Robert Alan Feldman
Robert Alan Feldman
Senior Advisor, Morgan Stanley MUFG Securities; Professor, Tokyo University of Science
Robert Alan Feldman is a Managing Director, Morgan Stanley MUFG Securities. He joined the firm in February 1998 as the chief economist for Japan. In 2003, he also became Co -Director of Japan Research and currently is Head of Economic Research in Japan. He continues to focus on the outlook for the Japanese economy and on interest rate and exchange rate movements. He is a regular commentator on World Business Satellite, a daily business news program.
Feldman was the chief economist for Japan at Salomon Brothers from 1990 to 97. He worked for the IMF from 1983 through 89.
Feldman holds a Ph.D. in economics from the MIT and B.A.s in economics and in Japanese studies from Yale. He worked at both the FRB of New York and Chase Manhattan Bank. Robert first came to Japan as an exchange student in 1970, and has also studied at the NRI(1973-74) and the BoJ (1981-82).

The Future of Work: Labor, Innovation, and Productivity

Technologies and business models are destroying some jobs and creating...
Technologies and business models are destroying some jobs and creating...

Free Trade: How to Push Against the Rise of Protectionism

Despite the US withdrawal from the TPP, trade agreements remain...
Despite the US withdrawal from the TPP, trade agreements remain...

Boosting Innovation and Dynamism: Can Japanese Companies Survive in Global Competition?

By Robert Alan Feldman, Yoshiaki Fujimori, Takashi Mitachi and Nik...
By Robert Alan Feldman, Yoshiaki Fujimori, Takashi Mitachi and Nik...

Rebuilding Japan

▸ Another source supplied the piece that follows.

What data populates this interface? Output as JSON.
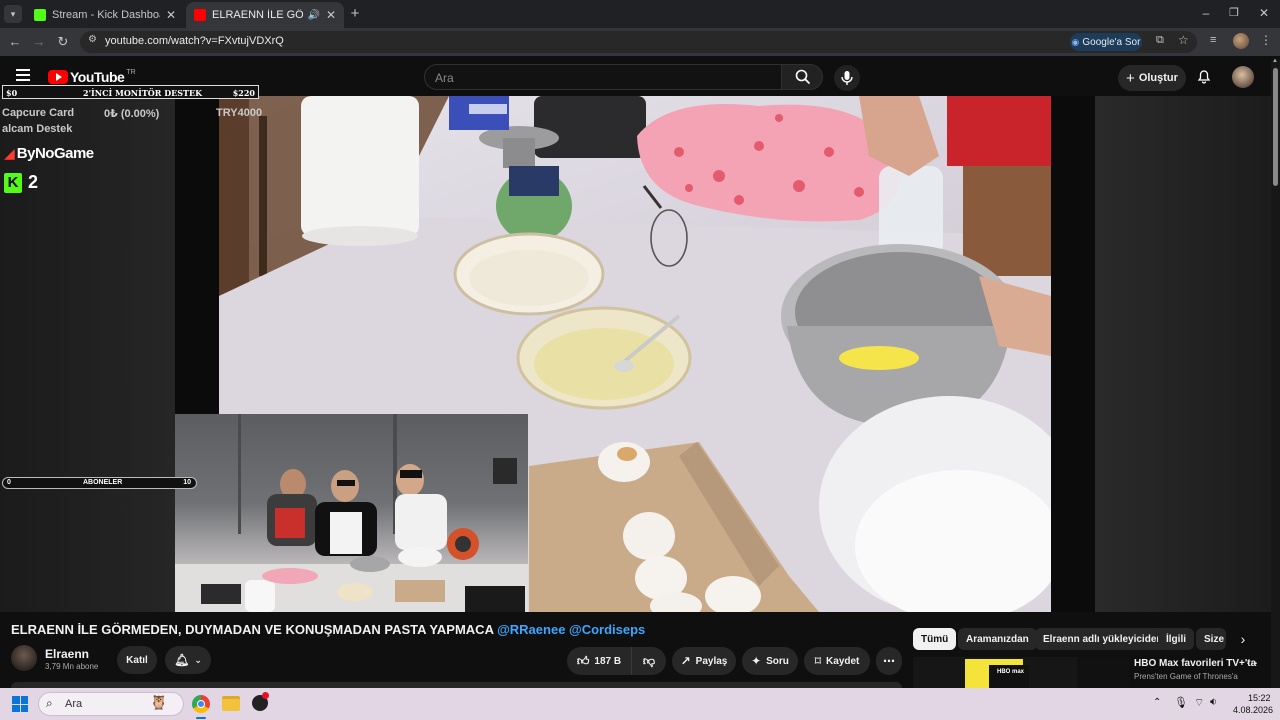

3/11 posed a major challenge for the Japanese economy. This was especially true for the manufacturing sector, where exports still remain the crux of the country’ s economic growth. As the situation improves, what should companies do?
3/11 posed a major challenge for the Japanese economy. This was especially true for the manufacturing sector, where exports still remain the crux of the country’ s economic growth. As the situation improves, what should companies do?